If someone told you that it was snowing 3/4 of a mile up the road, you might either get excited or panicked: running for the milk and bread.
Well that’s exactly what’s happening on Thursday afternoon; it’s just that snow isn’t ‘up the road.’ It’s above our heads.
The radar clearly shows what’s happening if you give it a good look:
The ‘bright band’ over Mississippi is where the radar beam hits water-coated (melting) snowflakes or some ice pellets and sends a higher ‘reflectivity’ value back.
Meteorologist Jeff Haby was one of my instructors at Mississippi State many years ago, and he created a website with some great explanations for things just like this. He writes:
“Bright banding occurs due to the higher reflectivities associated with snow that is melting as it is falling aloft. Ice is a better absorber of radar radiation compared to liquid water.
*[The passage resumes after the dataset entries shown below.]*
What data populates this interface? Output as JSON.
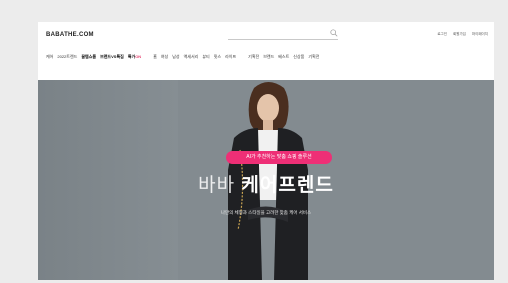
{
  "header": {
    "logo": "BABATHE.COM",
    "util_links": [
      "로그인",
      "회원가입",
      "마이페이지"
    ]
  },
  "nav": {
    "items": [
      {
        "label": "케어",
        "strong": false
      },
      {
        "label": "2022트렌드",
        "strong": false
      },
      {
        "label": "꿀템쇼룸",
        "strong": true
      },
      {
        "label": "브랜드VS특집",
        "strong": true
      },
      {
        "label": "특가",
        "strong": true,
        "badge": "ON"
      },
      {
        "label": "홈",
        "strong": false,
        "gap": true
      },
      {
        "label": "여성",
        "strong": false
      },
      {
        "label": "남성",
        "strong": false
      },
      {
        "label": "액세서리",
        "strong": false
      },
      {
        "label": "뷰티",
        "strong": false
      },
      {
        "label": "핏스",
        "strong": false
      },
      {
        "label": "라이프",
        "strong": false
      },
      {
        "label": "기획전",
        "strong": false,
        "gap": true
      },
      {
        "label": "브랜드",
        "strong": false
      },
      {
        "label": "베스트",
        "strong": false
      },
      {
        "label": "신상품",
        "strong": false
      },
      {
        "label": "기획전",
        "strong": false
      }
    ]
  },
  "hero": {
    "pill_text": "AI가 추천하는 맞춤 쇼핑 솔루션",
    "headline_light": "바바",
    "headline_bold": "케어프렌드",
    "subtext": "나만의 체형과 스타일을 고려한 맞춤 케어 서비스"
  },
  "colors": {
    "accent": "#ee2f76",
    "hero_bg": "#838b90"
  }
}
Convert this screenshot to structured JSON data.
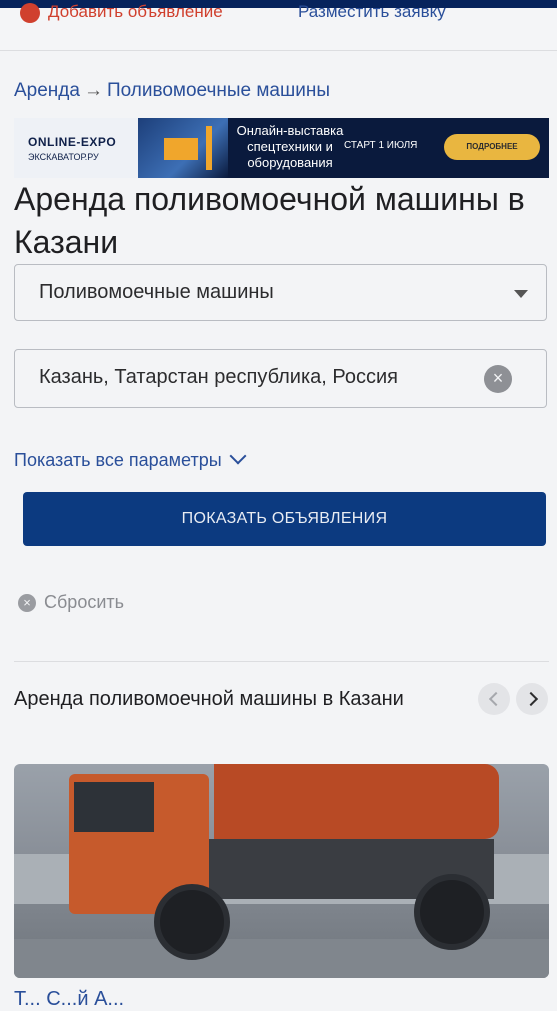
{
  "header": {
    "add_ad_label": "Добавить объявление",
    "place_request_label": "Разместить заявку"
  },
  "breadcrumb": {
    "root": "Аренда",
    "separator": "→",
    "current": "Поливомоечные машины"
  },
  "banner": {
    "logo_line1": "ONLINE-EXPO",
    "logo_line2": "ЭКСКАВАТОР.РУ",
    "headline": "Онлайн-выставка спецтехники и оборудования",
    "date": "СТАРТ 1 ИЮЛЯ",
    "button_label": "ПОДРОБНЕЕ"
  },
  "page_title": "Аренда поливомоечной машины в Казани",
  "filters": {
    "category_value": "Поливомоечные машины",
    "location_value": "Казань, Татарстан республика, Россия",
    "show_params_label": "Показать все параметры",
    "submit_label": "ПОКАЗАТЬ ОБЪЯВЛЕНИЯ",
    "reset_label": "Сбросить"
  },
  "section": {
    "title": "Аренда поливомоечной машины в Казани"
  },
  "listing": {
    "title_partial": "Т... С...й А..."
  },
  "colors": {
    "brand_navy": "#0c3a80",
    "link_blue": "#2a4f9a",
    "accent_red": "#d0402e",
    "banner_button": "#e9b640"
  }
}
Because of this, snow will show a lower reflectivity on radar when it has the same moisture content as a rain event. When the snow is melting however, a film of water forms on the outside of the snowflake. Since snowflakes can be fairly large, when there is a film of water on the snowflake it has the same reflectivity as a a giant raindrop or small wet hail.
A radar beam will generally sample a higher elevation as it moves away from the radar site. Because the melting of the snowflakes occurs within a specific elevation range aloft, there will be a higher reflectivity as the radar beam moves through this layer. This can produce a circular or arcing band of higher reflectivity around the radar site on the reflectivity display.”
A forecast sounding for this area confirms what we’d expect to see (midday NAM guidance):
So the snow is less than a mile from Alabama and Mississippi!
So close, yet still so, so far away.
It’s been 1,793 days since Huntsville recorded a snowfall greater than one inch. Looks like we’ll be waiting a while longer!
I realize some spots have had more than 1" of snow in one day since this date, but the official records at @FlyHSV show slightly more than half of one season's average snowfall IN TOTAL (only 1.5" on the books) in the past five years. #valleywx https://t.co/m7Wku0dgoI pic.twitter.com/E91pcFai5U
— Jason Simpson (@simpsonwhnt) January 23, 2020